[Interface dataset entries]

%%

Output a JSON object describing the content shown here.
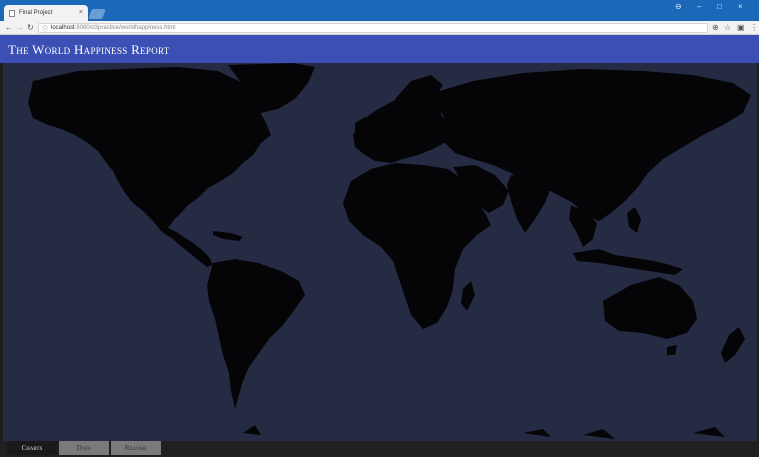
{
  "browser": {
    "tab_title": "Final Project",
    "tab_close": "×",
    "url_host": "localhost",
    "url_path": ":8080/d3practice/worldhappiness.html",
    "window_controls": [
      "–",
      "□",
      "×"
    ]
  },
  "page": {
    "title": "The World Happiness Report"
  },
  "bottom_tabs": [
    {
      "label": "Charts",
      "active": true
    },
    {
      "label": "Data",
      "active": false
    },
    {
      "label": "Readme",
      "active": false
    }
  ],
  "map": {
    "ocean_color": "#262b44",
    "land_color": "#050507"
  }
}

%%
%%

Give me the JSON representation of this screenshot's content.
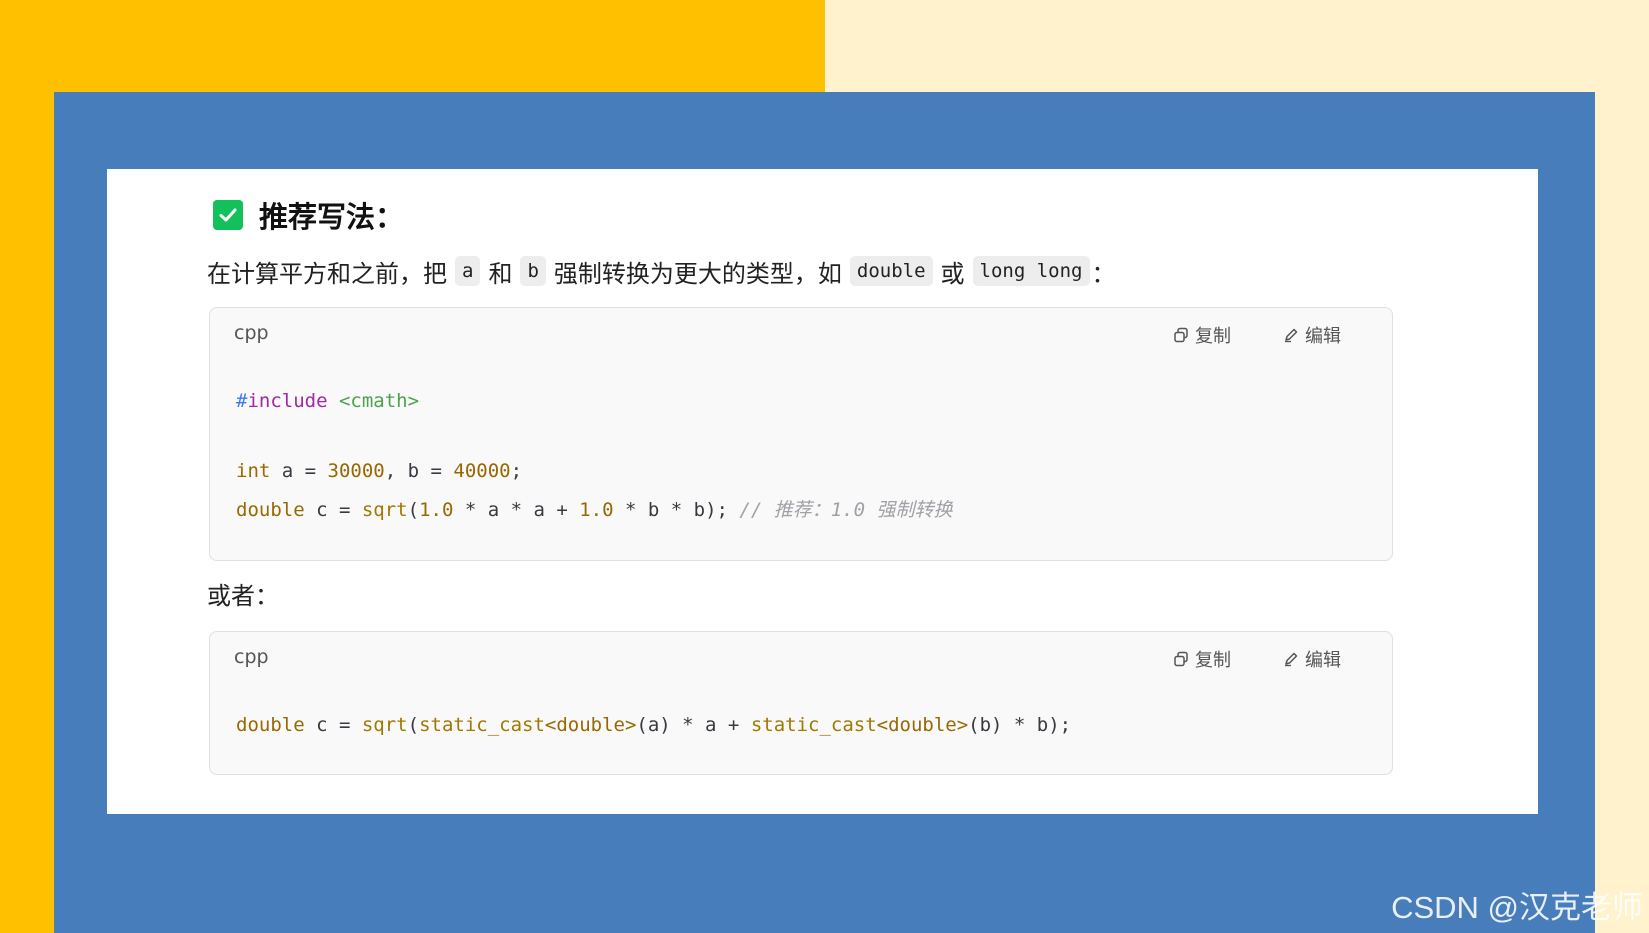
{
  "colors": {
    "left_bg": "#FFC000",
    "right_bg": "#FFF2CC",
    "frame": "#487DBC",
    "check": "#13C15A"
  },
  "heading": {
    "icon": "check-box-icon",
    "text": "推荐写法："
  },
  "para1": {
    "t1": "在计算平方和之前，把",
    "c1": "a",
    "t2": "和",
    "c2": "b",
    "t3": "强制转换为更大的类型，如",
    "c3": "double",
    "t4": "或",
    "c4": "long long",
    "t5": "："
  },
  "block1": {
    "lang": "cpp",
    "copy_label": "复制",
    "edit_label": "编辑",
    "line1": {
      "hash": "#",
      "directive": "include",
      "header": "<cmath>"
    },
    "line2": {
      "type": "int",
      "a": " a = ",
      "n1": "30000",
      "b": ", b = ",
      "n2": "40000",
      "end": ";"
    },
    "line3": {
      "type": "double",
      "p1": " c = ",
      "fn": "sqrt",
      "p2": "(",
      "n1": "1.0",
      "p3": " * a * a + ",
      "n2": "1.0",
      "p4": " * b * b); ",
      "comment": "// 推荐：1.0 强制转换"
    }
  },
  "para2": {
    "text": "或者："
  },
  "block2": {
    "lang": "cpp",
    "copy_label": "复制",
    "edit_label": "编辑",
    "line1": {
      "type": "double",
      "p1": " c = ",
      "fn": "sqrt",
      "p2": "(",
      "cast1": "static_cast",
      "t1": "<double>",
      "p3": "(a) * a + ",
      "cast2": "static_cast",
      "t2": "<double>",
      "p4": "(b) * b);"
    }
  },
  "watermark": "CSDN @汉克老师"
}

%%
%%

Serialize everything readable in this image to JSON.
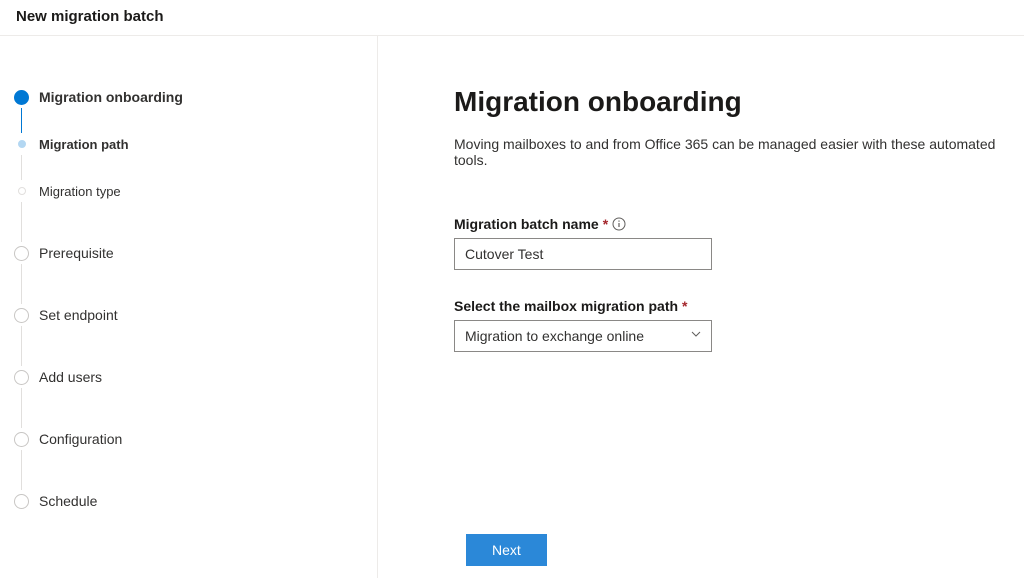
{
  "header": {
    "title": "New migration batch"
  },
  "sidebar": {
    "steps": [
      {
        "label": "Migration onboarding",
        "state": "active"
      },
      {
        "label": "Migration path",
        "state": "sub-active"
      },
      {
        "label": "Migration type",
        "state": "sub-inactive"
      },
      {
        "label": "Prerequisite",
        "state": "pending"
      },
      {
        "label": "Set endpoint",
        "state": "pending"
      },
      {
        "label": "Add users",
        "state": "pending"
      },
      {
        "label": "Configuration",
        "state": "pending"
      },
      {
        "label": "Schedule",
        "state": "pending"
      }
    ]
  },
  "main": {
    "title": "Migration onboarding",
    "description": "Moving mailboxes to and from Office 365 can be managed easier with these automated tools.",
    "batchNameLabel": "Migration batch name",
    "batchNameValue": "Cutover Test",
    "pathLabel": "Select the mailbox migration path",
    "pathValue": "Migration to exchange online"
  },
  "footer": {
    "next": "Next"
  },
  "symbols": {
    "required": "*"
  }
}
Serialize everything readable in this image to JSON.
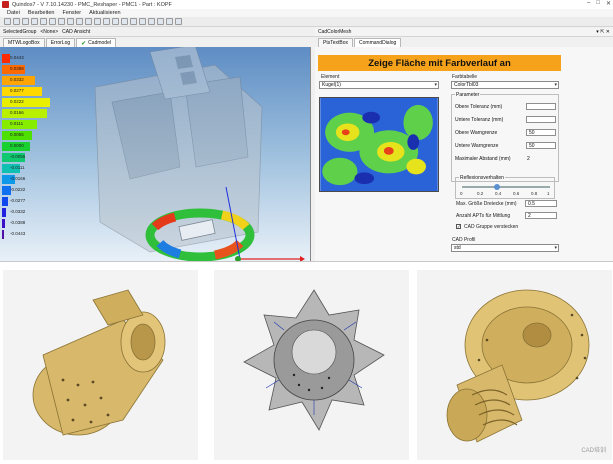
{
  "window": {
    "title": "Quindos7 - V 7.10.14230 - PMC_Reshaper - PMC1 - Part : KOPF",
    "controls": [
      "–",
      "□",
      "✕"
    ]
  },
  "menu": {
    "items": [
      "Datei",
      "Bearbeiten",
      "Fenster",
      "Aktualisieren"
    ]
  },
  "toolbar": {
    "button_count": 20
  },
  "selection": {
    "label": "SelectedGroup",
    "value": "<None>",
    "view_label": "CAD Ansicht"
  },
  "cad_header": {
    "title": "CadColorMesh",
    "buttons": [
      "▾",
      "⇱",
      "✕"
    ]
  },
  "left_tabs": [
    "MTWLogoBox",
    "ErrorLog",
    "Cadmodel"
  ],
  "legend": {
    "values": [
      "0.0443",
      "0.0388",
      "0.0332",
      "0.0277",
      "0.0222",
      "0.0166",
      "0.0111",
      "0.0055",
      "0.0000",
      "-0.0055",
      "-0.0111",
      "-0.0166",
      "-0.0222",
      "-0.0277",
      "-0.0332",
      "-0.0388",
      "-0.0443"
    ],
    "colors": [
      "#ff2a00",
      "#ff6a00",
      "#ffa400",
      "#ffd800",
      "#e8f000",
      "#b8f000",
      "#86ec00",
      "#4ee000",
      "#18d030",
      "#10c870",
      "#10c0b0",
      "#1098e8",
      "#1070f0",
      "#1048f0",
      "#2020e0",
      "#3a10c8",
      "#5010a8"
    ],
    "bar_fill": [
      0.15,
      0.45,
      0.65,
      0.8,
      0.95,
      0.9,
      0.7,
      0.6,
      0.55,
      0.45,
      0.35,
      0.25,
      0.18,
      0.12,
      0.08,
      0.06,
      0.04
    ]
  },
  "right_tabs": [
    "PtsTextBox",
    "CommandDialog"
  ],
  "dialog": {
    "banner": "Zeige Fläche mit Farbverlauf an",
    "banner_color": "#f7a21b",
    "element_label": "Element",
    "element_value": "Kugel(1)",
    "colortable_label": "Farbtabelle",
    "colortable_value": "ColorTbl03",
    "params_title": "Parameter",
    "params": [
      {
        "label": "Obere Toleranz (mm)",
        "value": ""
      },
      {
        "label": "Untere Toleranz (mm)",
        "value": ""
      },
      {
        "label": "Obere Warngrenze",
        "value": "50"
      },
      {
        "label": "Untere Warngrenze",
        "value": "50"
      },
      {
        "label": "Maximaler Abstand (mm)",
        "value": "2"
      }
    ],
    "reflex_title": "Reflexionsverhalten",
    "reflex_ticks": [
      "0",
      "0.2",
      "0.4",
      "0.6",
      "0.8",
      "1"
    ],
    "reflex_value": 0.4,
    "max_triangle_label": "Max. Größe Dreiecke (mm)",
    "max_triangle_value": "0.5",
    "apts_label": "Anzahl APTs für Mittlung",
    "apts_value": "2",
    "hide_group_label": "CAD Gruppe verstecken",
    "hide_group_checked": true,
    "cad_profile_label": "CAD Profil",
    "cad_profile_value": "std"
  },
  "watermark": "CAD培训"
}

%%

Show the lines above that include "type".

*EXERCISE RESPONSE:*
      "type": "int",
      "type": "double",
      "type": "double",
        "label": "Migration type",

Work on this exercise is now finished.